§ **About this exercise**
Supply the number of lines below containing "skin", nothing else.

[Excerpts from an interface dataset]
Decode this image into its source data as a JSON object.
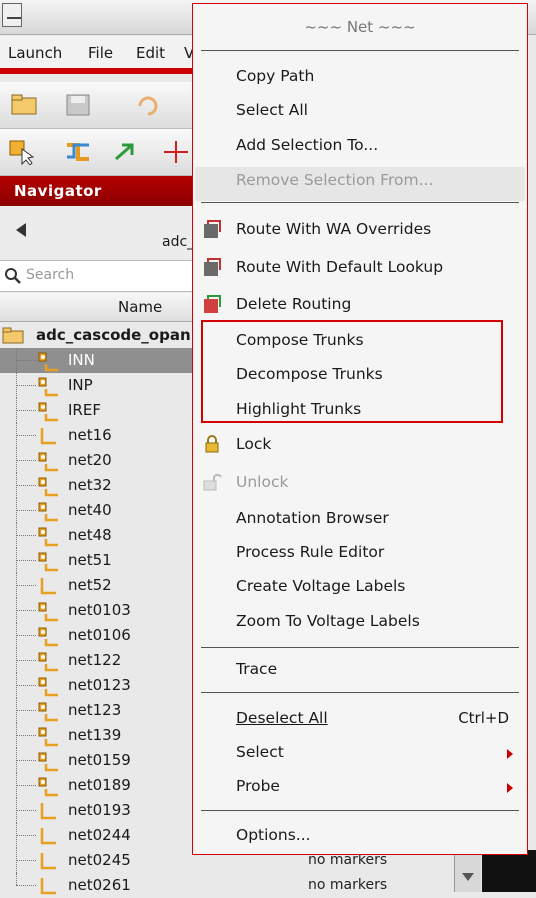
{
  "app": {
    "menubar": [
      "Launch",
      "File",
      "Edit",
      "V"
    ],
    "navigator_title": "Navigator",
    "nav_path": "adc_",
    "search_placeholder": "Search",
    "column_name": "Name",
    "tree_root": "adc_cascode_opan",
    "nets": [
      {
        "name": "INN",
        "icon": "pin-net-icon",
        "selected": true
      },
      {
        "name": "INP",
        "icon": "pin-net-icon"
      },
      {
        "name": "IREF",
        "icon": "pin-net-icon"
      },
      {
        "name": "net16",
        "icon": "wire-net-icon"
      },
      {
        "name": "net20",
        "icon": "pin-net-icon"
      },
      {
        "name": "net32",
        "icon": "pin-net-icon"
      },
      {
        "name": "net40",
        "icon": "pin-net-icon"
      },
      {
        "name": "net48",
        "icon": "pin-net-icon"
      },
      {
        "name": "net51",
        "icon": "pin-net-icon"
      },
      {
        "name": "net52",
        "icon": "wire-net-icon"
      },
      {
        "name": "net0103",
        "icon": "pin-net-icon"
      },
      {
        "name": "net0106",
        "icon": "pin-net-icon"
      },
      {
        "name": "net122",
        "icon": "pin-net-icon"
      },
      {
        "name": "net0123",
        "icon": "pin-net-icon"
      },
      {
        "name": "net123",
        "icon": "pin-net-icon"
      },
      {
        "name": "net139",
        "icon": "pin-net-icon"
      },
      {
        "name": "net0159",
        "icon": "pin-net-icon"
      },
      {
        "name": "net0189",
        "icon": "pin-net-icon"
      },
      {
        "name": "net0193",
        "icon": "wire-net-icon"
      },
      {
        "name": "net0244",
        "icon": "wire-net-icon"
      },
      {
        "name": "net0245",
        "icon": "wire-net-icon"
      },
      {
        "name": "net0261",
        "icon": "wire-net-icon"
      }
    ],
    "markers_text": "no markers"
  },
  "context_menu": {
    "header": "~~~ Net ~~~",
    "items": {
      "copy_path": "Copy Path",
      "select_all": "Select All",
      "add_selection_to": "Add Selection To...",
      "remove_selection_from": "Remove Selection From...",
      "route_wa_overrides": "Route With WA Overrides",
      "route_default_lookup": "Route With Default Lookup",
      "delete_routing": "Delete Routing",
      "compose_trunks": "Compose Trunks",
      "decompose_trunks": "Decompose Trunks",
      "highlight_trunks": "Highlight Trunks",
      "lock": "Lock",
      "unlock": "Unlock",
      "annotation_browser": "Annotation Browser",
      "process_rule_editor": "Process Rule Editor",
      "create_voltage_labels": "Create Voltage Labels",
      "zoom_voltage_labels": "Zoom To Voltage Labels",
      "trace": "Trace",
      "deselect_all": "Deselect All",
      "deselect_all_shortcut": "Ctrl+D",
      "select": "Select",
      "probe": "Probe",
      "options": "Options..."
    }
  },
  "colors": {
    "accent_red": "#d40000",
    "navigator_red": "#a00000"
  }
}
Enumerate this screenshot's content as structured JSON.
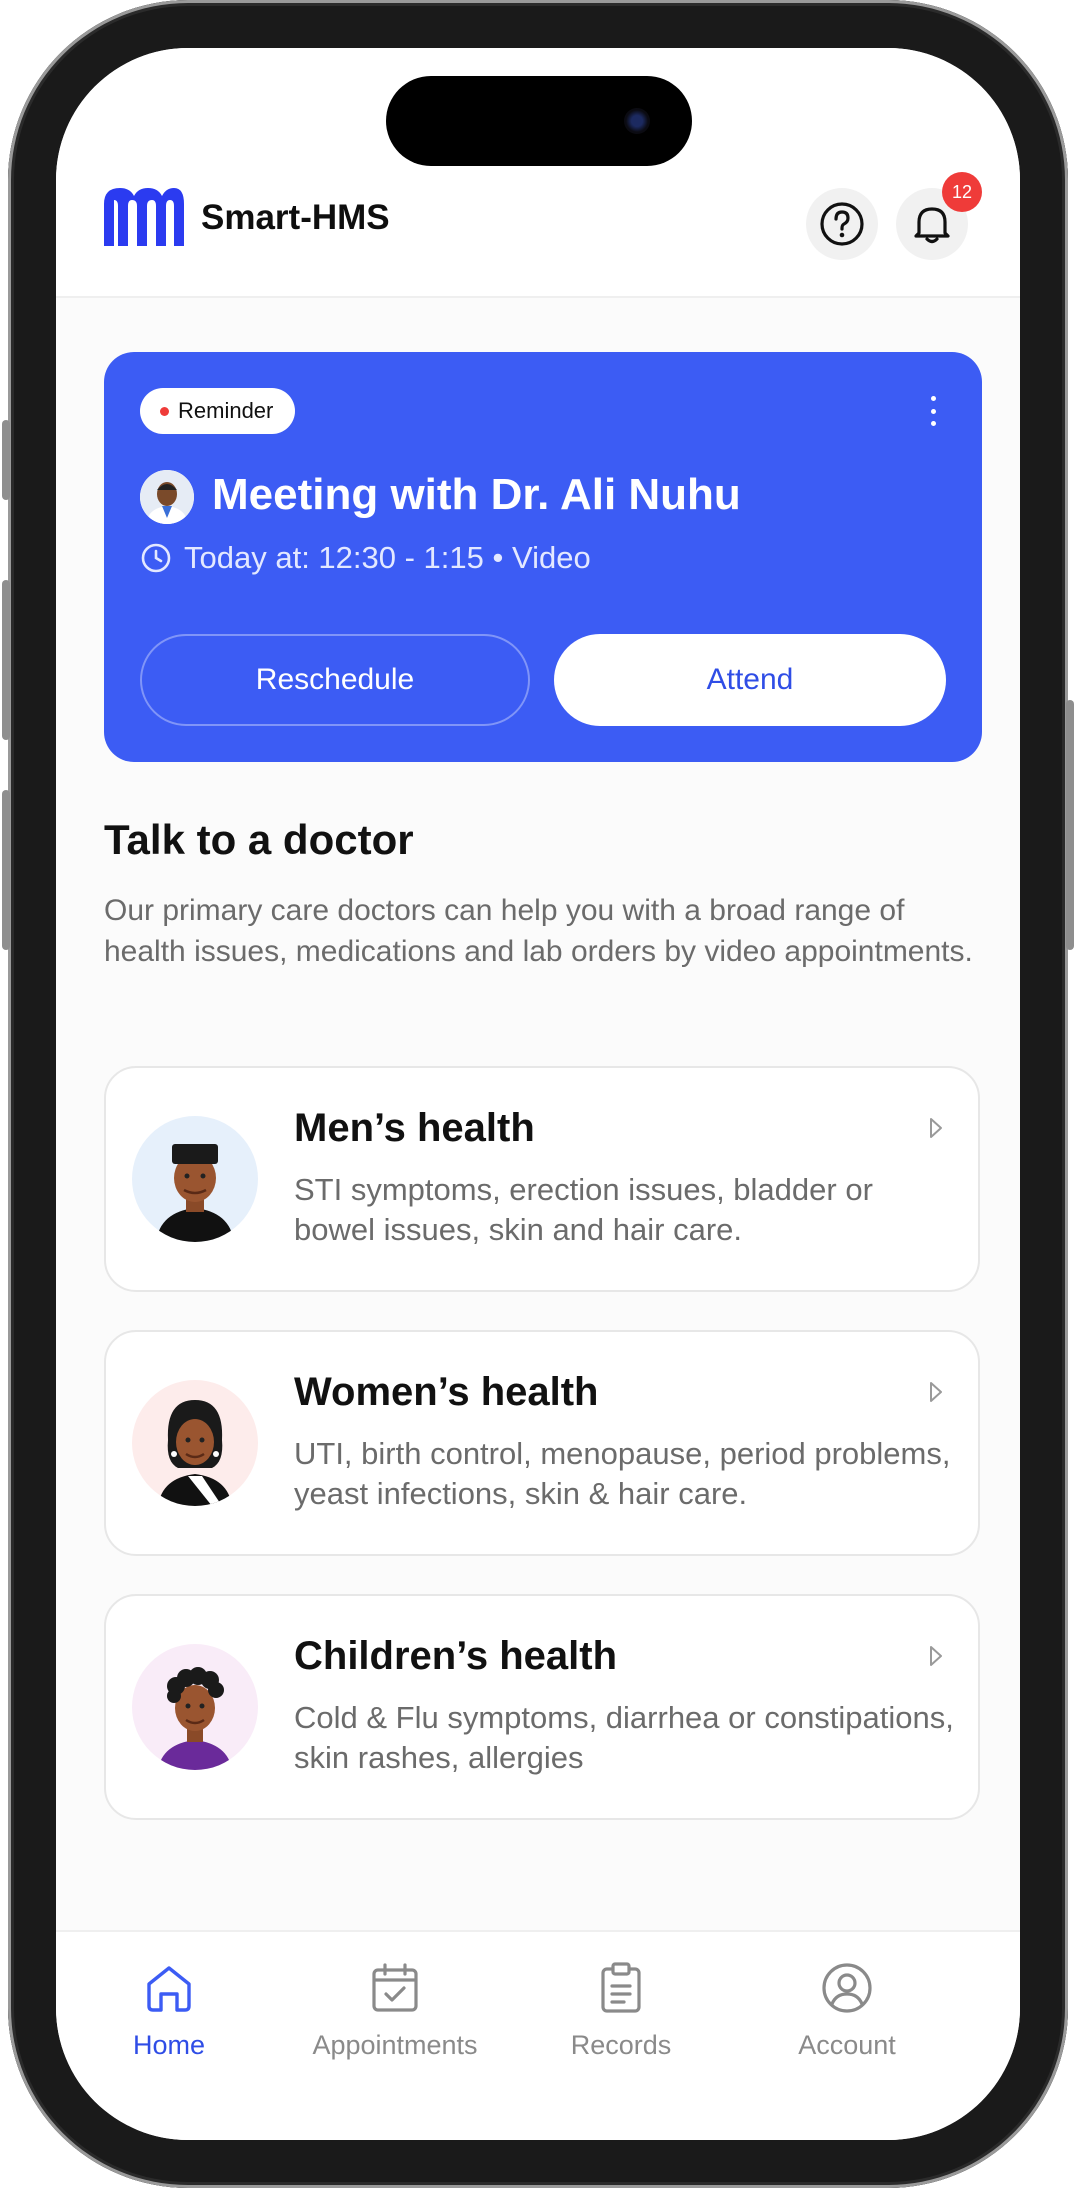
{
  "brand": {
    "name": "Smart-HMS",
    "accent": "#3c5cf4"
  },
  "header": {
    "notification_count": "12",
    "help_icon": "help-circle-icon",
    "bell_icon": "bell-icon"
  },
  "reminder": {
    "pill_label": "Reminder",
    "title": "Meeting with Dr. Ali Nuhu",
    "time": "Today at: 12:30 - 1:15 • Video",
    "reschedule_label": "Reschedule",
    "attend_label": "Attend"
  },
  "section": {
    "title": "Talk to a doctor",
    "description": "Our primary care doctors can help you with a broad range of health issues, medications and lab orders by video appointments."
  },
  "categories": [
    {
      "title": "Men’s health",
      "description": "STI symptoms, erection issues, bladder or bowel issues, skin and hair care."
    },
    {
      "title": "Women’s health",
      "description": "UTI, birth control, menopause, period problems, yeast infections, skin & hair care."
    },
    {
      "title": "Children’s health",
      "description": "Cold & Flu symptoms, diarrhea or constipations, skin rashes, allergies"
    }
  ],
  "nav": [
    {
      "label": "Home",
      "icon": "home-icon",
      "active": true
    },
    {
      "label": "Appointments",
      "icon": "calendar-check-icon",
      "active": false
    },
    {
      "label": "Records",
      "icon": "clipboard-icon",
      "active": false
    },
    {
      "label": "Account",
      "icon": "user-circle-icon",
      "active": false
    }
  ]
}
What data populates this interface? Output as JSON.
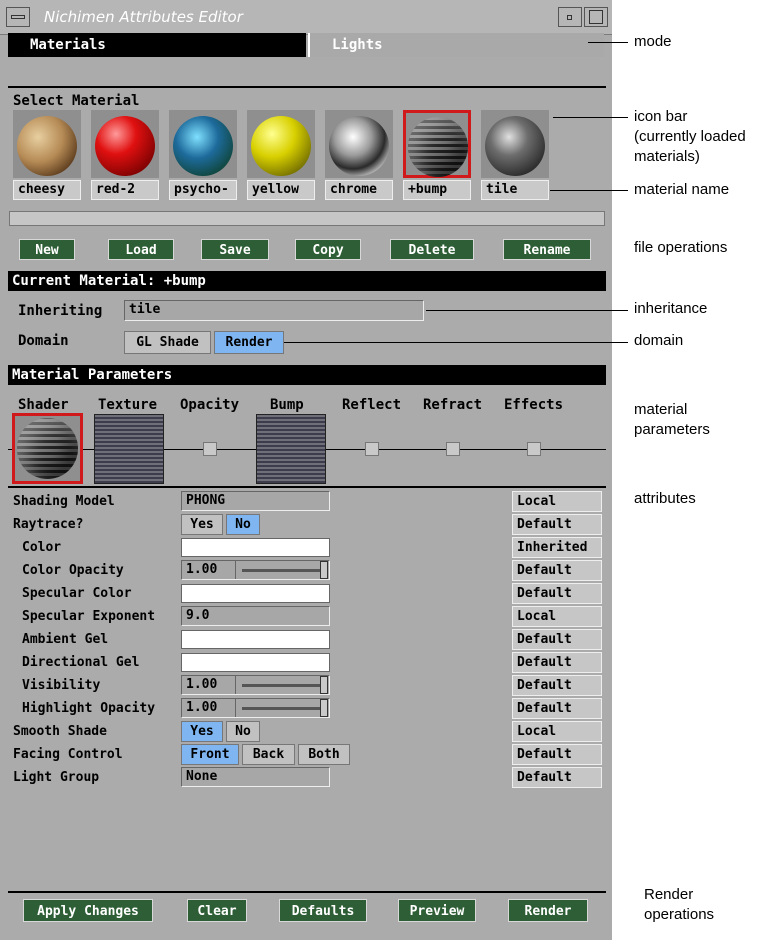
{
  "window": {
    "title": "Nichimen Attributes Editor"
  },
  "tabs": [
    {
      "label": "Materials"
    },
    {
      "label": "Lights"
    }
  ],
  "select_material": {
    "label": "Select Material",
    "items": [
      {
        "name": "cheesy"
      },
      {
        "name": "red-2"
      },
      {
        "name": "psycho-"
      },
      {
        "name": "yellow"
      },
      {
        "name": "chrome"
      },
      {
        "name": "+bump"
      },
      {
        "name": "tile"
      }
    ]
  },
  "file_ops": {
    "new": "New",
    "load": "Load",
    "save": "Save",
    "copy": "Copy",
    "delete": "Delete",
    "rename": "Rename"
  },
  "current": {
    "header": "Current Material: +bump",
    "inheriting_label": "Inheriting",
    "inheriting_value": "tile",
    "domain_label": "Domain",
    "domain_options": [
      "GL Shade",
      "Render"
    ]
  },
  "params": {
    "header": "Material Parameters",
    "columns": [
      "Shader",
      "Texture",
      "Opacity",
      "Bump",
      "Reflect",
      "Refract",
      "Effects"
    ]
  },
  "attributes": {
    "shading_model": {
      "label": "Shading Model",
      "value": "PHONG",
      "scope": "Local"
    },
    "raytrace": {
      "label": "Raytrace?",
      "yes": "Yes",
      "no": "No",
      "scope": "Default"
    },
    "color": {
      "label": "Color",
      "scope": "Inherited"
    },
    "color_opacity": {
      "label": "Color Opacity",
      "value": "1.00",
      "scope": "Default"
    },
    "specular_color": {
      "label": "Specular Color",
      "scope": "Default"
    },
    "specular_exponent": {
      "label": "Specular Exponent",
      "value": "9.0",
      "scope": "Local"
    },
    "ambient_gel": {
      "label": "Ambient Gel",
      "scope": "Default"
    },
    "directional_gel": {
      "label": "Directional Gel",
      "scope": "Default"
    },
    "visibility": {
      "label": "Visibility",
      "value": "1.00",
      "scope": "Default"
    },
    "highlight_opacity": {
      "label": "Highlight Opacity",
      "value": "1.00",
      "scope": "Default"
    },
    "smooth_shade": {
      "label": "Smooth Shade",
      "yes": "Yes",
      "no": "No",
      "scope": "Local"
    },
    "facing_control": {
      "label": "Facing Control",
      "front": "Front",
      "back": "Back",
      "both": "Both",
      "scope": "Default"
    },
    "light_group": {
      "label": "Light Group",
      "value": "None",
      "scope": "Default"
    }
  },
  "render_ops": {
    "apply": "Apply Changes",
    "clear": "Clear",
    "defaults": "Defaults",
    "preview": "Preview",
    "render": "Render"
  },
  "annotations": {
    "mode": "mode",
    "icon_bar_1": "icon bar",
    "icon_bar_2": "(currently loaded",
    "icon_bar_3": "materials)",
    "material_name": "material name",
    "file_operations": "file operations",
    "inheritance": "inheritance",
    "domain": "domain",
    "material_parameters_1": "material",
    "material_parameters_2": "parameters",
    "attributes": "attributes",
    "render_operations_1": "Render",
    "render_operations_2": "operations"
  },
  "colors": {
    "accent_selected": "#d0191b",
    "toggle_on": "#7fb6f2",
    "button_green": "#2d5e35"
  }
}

§ **Task result**
3